March 2, 2022

The National Institute of General Medical Sciences (NIGMS) of The National Institutes of Health (NIH) has awarded a grant expected to total $11.3 million to fund phase 2 of southern Nevada’s first Center of Biomedical Research Excellence (COBRE): The Center for Neurodegeneration and Translational Neuroscience (CNTN). The funding will allow for an additional five years of continued collaboration between Cleveland Clinic Lou Ruvo Center for Brain Health and the University of Nevada, Las Vegas (UNLV) to enhance neuroscience research infrastructure in southern Nevada. The award is co-led by Aaron Ritter, M.D., of the Lou Ruvo Center for Brain Health and Jefferson Kinney, Ph.D. of the Department of Brain Health at UNLV.

KVVU-TV: Fox 5
February 23, 2022

The National Institute of Health is awarding $11.3 million for neuroscience research in Nevada.

KSNV-TV: News 3
February 18, 2022

UNLV and the Cleveland Clinic Lou Ruvo Center for Brain Health have received an $11.3 million federal grant to continue their joint research into brain diseases.

Las Vegas Review Journal
February 17, 2022

UNLV and the Cleveland Clinic Lou Ruvo Center for Brain Health have received an $11.3 million federal grant for the next phase of their joint research into the causes of degenerative brain diseases such as Alzheimer’s and potential treatments.

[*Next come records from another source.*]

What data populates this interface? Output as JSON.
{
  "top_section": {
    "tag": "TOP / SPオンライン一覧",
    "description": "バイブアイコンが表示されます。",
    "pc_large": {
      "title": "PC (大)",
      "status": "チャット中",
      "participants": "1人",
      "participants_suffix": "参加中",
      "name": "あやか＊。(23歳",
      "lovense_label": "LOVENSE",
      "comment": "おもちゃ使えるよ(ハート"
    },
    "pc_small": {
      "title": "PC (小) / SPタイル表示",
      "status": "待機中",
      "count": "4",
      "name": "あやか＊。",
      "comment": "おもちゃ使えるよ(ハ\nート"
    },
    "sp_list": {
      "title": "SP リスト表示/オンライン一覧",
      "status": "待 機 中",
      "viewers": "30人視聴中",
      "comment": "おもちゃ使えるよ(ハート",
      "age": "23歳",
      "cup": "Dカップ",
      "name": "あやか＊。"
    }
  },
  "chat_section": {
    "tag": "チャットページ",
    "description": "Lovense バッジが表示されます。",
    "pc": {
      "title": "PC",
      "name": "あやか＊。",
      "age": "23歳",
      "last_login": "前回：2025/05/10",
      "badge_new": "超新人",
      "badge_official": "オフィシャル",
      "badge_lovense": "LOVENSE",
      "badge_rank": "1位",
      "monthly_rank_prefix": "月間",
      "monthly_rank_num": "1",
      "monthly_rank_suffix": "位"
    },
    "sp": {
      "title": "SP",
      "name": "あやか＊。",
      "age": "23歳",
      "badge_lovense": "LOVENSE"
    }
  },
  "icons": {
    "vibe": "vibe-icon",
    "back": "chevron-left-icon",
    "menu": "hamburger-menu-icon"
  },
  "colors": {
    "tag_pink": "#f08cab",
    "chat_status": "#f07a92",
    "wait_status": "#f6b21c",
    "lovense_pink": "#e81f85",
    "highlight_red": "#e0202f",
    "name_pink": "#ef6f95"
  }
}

BioNews
February 9, 2022

A recent proposal that Medicare only cover Aduhelm (aducanumab) for patients with Alzheimer’s disease who are enrolled in clinical trials is needlessly restrictive, and will prevent many people from accessing a medication that may be able to help them.